[[ Source records, beginning ]]

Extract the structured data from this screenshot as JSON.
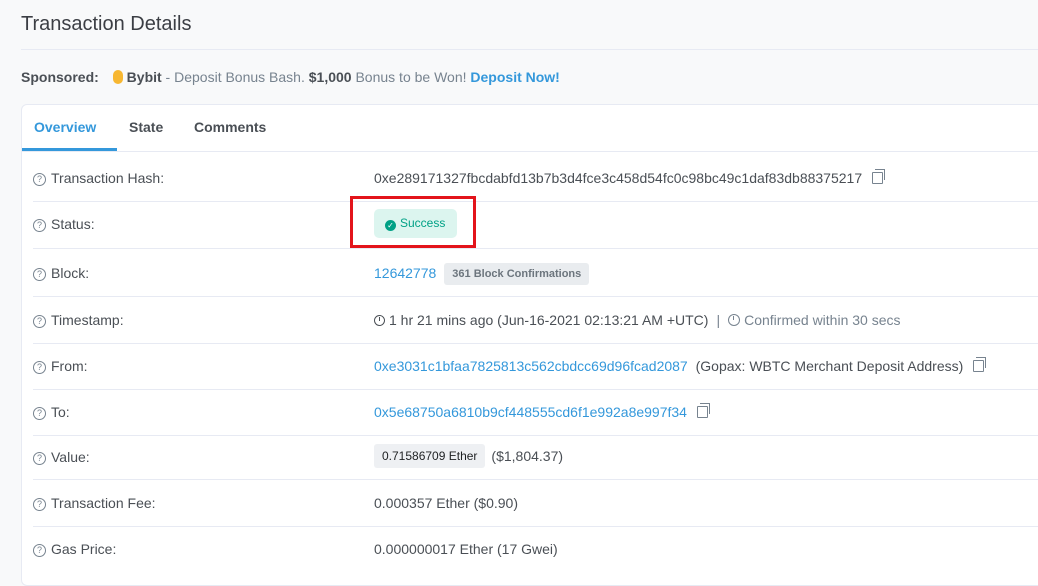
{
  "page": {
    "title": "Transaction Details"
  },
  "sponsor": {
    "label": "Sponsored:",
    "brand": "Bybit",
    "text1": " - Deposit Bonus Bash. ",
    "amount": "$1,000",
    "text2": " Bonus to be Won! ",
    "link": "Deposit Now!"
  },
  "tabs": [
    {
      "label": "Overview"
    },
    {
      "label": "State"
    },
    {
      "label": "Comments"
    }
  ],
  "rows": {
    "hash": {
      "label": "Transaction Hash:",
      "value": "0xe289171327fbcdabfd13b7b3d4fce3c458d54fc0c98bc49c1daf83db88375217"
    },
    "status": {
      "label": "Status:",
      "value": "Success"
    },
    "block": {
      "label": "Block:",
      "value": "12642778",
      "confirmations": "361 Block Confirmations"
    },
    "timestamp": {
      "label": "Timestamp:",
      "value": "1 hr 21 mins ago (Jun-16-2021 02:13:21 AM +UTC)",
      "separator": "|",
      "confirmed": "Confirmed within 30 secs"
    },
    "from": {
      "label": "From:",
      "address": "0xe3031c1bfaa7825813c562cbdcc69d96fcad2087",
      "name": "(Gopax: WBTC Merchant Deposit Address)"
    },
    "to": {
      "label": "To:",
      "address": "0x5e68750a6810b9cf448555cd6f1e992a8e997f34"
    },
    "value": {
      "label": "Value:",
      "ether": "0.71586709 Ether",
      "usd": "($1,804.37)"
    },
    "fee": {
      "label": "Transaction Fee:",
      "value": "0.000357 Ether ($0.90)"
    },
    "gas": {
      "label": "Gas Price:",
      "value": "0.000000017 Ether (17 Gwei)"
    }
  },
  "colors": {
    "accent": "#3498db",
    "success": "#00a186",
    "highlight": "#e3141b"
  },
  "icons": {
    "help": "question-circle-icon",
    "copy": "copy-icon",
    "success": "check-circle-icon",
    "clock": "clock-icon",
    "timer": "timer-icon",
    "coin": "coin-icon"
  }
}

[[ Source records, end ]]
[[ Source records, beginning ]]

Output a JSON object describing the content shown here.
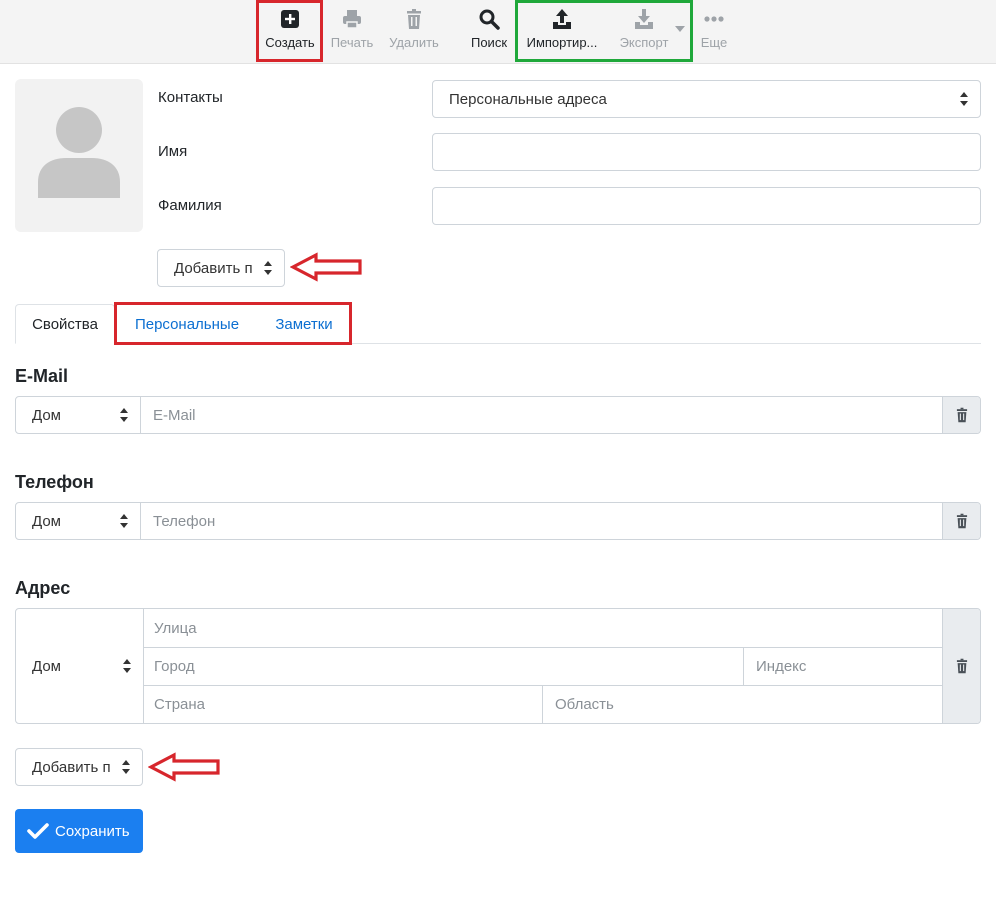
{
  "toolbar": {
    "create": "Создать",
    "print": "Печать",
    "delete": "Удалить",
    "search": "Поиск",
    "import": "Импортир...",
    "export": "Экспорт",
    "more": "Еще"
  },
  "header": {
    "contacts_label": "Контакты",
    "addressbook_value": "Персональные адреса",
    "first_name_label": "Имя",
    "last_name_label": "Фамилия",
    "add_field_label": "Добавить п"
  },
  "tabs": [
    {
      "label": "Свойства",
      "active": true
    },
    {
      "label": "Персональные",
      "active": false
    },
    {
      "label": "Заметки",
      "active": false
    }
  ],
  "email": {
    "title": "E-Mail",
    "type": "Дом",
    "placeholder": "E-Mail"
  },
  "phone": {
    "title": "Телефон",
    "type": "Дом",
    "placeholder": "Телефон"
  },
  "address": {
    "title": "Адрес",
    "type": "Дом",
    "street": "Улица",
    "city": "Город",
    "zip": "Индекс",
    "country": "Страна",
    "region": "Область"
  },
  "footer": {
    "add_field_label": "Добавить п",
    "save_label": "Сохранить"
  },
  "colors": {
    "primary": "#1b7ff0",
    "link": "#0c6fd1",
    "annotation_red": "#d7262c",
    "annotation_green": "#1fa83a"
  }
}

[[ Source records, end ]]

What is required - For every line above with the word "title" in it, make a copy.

Result below -
    "title": "Transaction Details"
    "title": "E-Mail",
    "title": "Телефон",
    "title": "Адрес",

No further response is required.